Is Biden’s visit to Saudi Arabia smooth sailing?
It went from having “no redeeming social value” to being referred to as a “strategic partner.” As a result of Russia’s invasion of Ukraine, President Joe Biden has viewed Saudi Arabia in a new light.
Relations between the United States and Saudi Arabia have worsened since President Biden replaced Donald Trump in the White House. Biden’s first trip as President to the Kingdom of Saudi Arabia this week will change all that, as he is expected to meet with Crown Prince Mohammed bin Salman (MBS).
Presidents Barack Obama and Donald Trump were mocked for bowing to the Saudi king while visiting the country. In addition, Trump created history by choosing to visit Saudi Arabia for his first presidential trip, which was marked by sword dances, flashing orbs and pomp.
For Biden, it’s all about the optics and not seeming foolish. In contrast to his predecessors, MBS has chosen to conduct a multilateral summit with regional leaders in the Red Sea city of Jeddah rather than the Saudi capital, Riyadh. This is not a state visit, and the message is obvious.
Body language, handshakes, and public pronouncements will be the most significant indicators of how the trip will be portrayed by both sides.
Here are some things to keep an eye out for while trying to gauge the current state of relations:
Pump more oil
Biden needs to portray his home trip as beneficial to the American people in the face of soaring petrol prices and inflation that hasn’t been this high since 1981. When asked about the White House’s promise to deliver outcomes for Americans, they answered, “Yes, we can.”
However, the administration is equally trying to dispel the perception that President Biden is travelling to Saudi Arabia with a request for additional oil.
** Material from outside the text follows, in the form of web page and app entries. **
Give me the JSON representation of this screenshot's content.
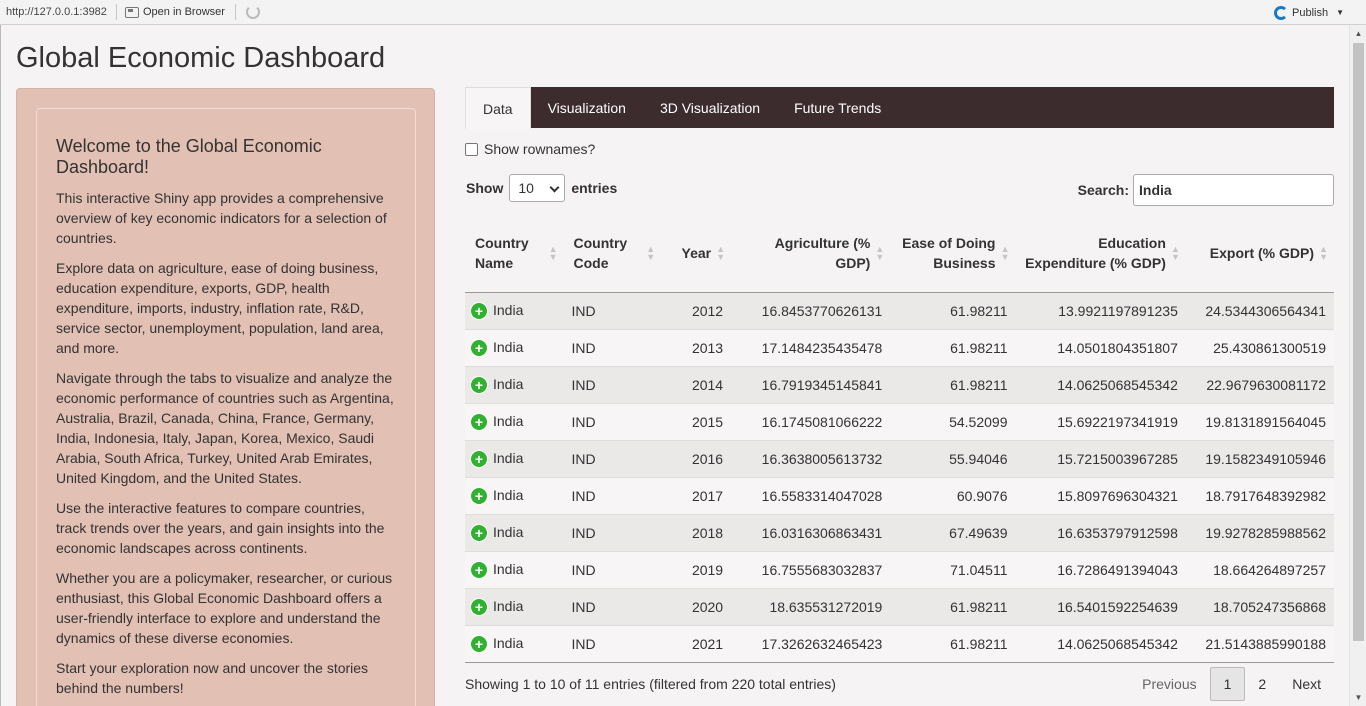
{
  "viewer": {
    "url": "http://127.0.0.1:3982",
    "open_in_browser": "Open in Browser",
    "publish": "Publish"
  },
  "page_title": "Global Economic Dashboard",
  "sidebar": {
    "heading": "Welcome to the Global Economic Dashboard!",
    "paragraphs": [
      "This interactive Shiny app provides a comprehensive overview of key economic indicators for a selection of countries.",
      "Explore data on agriculture, ease of doing business, education expenditure, exports, GDP, health expenditure, imports, industry, inflation rate, R&D, service sector, unemployment, population, land area, and more.",
      "Navigate through the tabs to visualize and analyze the economic performance of countries such as Argentina, Australia, Brazil, Canada, China, France, Germany, India, Indonesia, Italy, Japan, Korea, Mexico, Saudi Arabia, South Africa, Turkey, United Arab Emirates, United Kingdom, and the United States.",
      "Use the interactive features to compare countries, track trends over the years, and gain insights into the economic landscapes across continents.",
      "Whether you are a policymaker, researcher, or curious enthusiast, this Global Economic Dashboard offers a user-friendly interface to explore and understand the dynamics of these diverse economies.",
      "Start your exploration now and uncover the stories behind the numbers!"
    ]
  },
  "tabs": [
    {
      "label": "Data",
      "active": true
    },
    {
      "label": "Visualization",
      "active": false
    },
    {
      "label": "3D Visualization",
      "active": false
    },
    {
      "label": "Future Trends",
      "active": false
    }
  ],
  "controls": {
    "show_rownames": "Show rownames?",
    "show_label": "Show",
    "entries_value": "10",
    "entries_label": "entries",
    "search_label": "Search:",
    "search_value": "India"
  },
  "table": {
    "headers": [
      "Country Name",
      "Country Code",
      "Year",
      "Agriculture (% GDP)",
      "Ease of Doing Business",
      "Education Expenditure (% GDP)",
      "Export (% GDP)"
    ],
    "rows": [
      [
        "India",
        "IND",
        "2012",
        "16.8453770626131",
        "61.98211",
        "13.9921197891235",
        "24.5344306564341"
      ],
      [
        "India",
        "IND",
        "2013",
        "17.1484235435478",
        "61.98211",
        "14.0501804351807",
        "25.430861300519"
      ],
      [
        "India",
        "IND",
        "2014",
        "16.7919345145841",
        "61.98211",
        "14.0625068545342",
        "22.9679630081172"
      ],
      [
        "India",
        "IND",
        "2015",
        "16.1745081066222",
        "54.52099",
        "15.6922197341919",
        "19.8131891564045"
      ],
      [
        "India",
        "IND",
        "2016",
        "16.3638005613732",
        "55.94046",
        "15.7215003967285",
        "19.1582349105946"
      ],
      [
        "India",
        "IND",
        "2017",
        "16.5583314047028",
        "60.9076",
        "15.8097696304321",
        "18.7917648392982"
      ],
      [
        "India",
        "IND",
        "2018",
        "16.0316306863431",
        "67.49639",
        "16.6353797912598",
        "19.9278285988562"
      ],
      [
        "India",
        "IND",
        "2019",
        "16.7555683032837",
        "71.04511",
        "16.7286491394043",
        "18.664264897257"
      ],
      [
        "India",
        "IND",
        "2020",
        "18.635531272019",
        "61.98211",
        "16.5401592254639",
        "18.705247356868"
      ],
      [
        "India",
        "IND",
        "2021",
        "17.3262632465423",
        "61.98211",
        "14.0625068545342",
        "21.5143885990188"
      ]
    ]
  },
  "footer": {
    "info": "Showing 1 to 10 of 11 entries (filtered from 220 total entries)",
    "previous": "Previous",
    "pages": [
      "1",
      "2"
    ],
    "next": "Next"
  }
}
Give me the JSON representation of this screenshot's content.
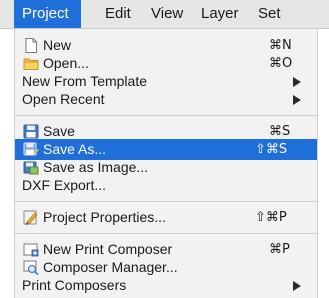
{
  "menubar": {
    "items": [
      {
        "label": "Project"
      },
      {
        "label": "Edit"
      },
      {
        "label": "View"
      },
      {
        "label": "Layer"
      },
      {
        "label": "Set"
      }
    ],
    "active": "Project"
  },
  "menu": {
    "new": {
      "label": "New",
      "shortcut": "⌘N",
      "icon": "new-document-icon"
    },
    "open": {
      "label": "Open...",
      "shortcut": "⌘O",
      "icon": "folder-icon"
    },
    "new_from_template": {
      "label": "New From Template"
    },
    "open_recent": {
      "label": "Open Recent"
    },
    "save": {
      "label": "Save",
      "shortcut": "⌘S",
      "icon": "floppy-disk-icon"
    },
    "save_as": {
      "label": "Save As...",
      "shortcut": "⇧⌘S",
      "icon": "save-as-icon"
    },
    "save_as_image": {
      "label": "Save as Image...",
      "icon": "save-image-icon"
    },
    "dxf_export": {
      "label": "DXF Export..."
    },
    "project_properties": {
      "label": "Project Properties...",
      "shortcut": "⇧⌘P",
      "icon": "project-properties-icon"
    },
    "new_print_composer": {
      "label": "New Print Composer",
      "shortcut": "⌘P",
      "icon": "new-composer-icon"
    },
    "composer_manager": {
      "label": "Composer Manager...",
      "icon": "composer-manager-icon"
    },
    "print_composers": {
      "label": "Print Composers"
    }
  },
  "colors": {
    "selection": "#1e6fd9",
    "menu_background": "#f2f2f2"
  }
}
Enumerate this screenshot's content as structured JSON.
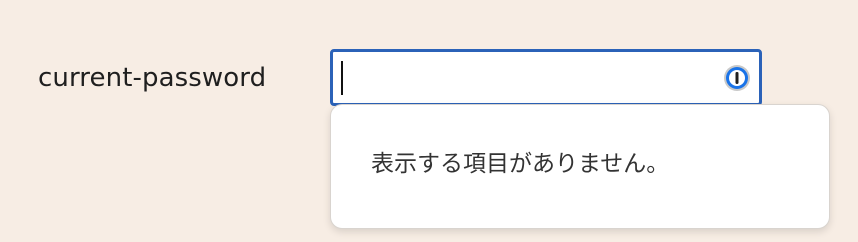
{
  "form": {
    "field_label": "current-password",
    "input_value": "",
    "input_type": "password"
  },
  "password_manager": {
    "icon": "password-manager-icon",
    "accent_color": "#2b62b8",
    "popup_message": "表示する項目がありません。"
  },
  "colors": {
    "page_background": "#f7ede4",
    "focus_ring": "#2b62b8",
    "icon_blue": "#1a73e8"
  }
}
The White House has stated that Saudi Arabia is the OPEC oil cartel’s chair and the world’s largest exporter, but it will not be the primary focus of the trip.
White House national security adviser Jake Sullivan said on Monday that the administration’s “general perspective” is that there has to be “enough supply in the global market.”
In order to maintain output control, Gulf Arab oil producers, led by Saudi Arabia, have insisted that there is no scarcity of oil supply on the world market.
A month into his administration, the White House announced that Biden would meet with Saudi Arabia’s King Salman to “recalibrate” their relationship. When it came to dealing with MBS, it was clear that he would be shunned and that only business would be conducted with the king.
In response to a question from a reporter about whether President Biden views Saudi Arabia as a “pariah,” White House press secretary Karine Jean-Pierre replied just last month that the President’s viewpoint “still remains.”
In the meantime, however, things could be set to shift. “Resetting” the relationship with Riyadh is a goal of the Biden administration, and the President’s discussions with Saudi officials would “include” MBS, according to a statement released by the administration.
As for whether or not Biden and MBS will meet one-on-one, the White House has been ambiguous.
Since Biden’s administration, Saudi Arabia has been upset by what it regards as a diminishing American involvement in its security. As a result of the Saudi oil facilities being bombed in a 2019 attack that was blamed on Iran, the United States chose not to intervene.
Congress has expressed concern over Saudi Arabia’s new military ties with China.
In spite of this, the United States has recently stepped up its rhetoric in favor of Gulf security. Even so, the US has maintained an embargo on the sale of offensive weapons to Saudi Arabia since February of last year owing to the country’s ongoing conflict in Yemen.
According to US sources speaking to CNN, Saudi Arabia is looking for a sustainable strategy to deal with Iran, as well as US security pledges in the event that nuclear negotiations with Tehran fail. With the help of regional allies, Israel hopes to form a US-led Middle East air defense coalition. It’s not yet known which other countries will be taking part.
A “big declaration” on the administration’s strategy for the Middle East is due from President Biden, according to Sullivan on Monday.
Although Israel and Saudi Arabia do not have formal diplomatic ties, US sources told CNN that the relationship between the two countries has been slowly developing, and that talks are currently underway to allow Israeli commercial jets greater access to Saudi airspace.
As of late, Israel has been hoping that President Joe Biden’s visit to the Kingdom of Saudi Arabia will be a minor step toward improving relations between the two countries. To “deepen and widen” the rapprochement between Israel and Arab countries, Biden himself has his administration working.
According to state media, MBS has made it clear that he does not consider Israel as an enemy, but rather as a “possible ally, with numerous interests that we can pursue together.”
Officials in the Trump administration have told CNN they need to “move past” the killing of Jamal Khashoggi “for the purpose of attaining peace and security in the Middle East.”
US sources tell CNN that President Trump plans to raise the death of journalist Jamal Khashoggi directly with Saudi Arabian leader, bin Salman. Sullivan said on Monday that Biden’s human rights agenda “will be on show” while he is in the country.
Also frustrated by Yemen’s war and humanitarian calamity, the Biden administration has been lobbying with Saudi Arabia to extend a ceasefire in the nation.